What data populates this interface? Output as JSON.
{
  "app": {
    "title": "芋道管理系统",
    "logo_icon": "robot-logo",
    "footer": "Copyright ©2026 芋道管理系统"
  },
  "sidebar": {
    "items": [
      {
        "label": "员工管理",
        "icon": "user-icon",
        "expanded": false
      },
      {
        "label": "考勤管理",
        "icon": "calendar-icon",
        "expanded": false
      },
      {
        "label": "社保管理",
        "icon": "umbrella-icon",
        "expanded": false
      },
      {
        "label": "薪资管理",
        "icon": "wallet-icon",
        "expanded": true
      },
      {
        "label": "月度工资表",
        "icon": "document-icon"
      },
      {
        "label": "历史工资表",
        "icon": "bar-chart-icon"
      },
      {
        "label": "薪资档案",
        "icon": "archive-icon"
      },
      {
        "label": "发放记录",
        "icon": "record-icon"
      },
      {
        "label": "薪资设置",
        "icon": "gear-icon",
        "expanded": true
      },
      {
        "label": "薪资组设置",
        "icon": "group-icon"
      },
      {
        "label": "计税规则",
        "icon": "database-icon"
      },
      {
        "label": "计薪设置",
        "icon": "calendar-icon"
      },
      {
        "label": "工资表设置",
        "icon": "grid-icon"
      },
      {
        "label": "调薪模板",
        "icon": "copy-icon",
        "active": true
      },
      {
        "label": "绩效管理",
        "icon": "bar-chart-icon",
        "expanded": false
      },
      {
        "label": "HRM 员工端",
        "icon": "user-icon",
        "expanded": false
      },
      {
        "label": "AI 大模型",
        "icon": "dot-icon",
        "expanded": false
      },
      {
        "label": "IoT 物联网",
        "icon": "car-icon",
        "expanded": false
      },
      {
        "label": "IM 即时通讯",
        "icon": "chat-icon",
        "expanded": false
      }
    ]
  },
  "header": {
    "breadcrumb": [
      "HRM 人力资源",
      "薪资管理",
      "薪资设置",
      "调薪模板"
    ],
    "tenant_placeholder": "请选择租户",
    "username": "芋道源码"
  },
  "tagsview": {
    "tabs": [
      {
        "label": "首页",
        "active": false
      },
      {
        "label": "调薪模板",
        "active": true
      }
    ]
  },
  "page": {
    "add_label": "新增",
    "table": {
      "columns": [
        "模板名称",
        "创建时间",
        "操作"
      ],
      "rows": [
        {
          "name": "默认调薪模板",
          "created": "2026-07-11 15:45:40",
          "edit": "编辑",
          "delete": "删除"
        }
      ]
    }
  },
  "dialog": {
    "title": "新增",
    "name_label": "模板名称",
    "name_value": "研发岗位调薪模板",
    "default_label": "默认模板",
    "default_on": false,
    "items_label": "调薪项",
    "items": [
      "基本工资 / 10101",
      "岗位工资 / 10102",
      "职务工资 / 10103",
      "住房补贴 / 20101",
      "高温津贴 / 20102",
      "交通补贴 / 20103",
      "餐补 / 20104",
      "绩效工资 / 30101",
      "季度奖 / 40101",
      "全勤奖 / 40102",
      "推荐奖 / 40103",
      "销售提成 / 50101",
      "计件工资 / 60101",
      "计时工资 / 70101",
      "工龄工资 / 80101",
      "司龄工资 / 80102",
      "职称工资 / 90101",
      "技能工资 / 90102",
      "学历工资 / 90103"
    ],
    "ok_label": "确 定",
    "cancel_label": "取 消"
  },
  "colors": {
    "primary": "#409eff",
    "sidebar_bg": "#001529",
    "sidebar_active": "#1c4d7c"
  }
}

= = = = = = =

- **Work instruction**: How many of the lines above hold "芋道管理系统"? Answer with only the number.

- **Exercise output**: 2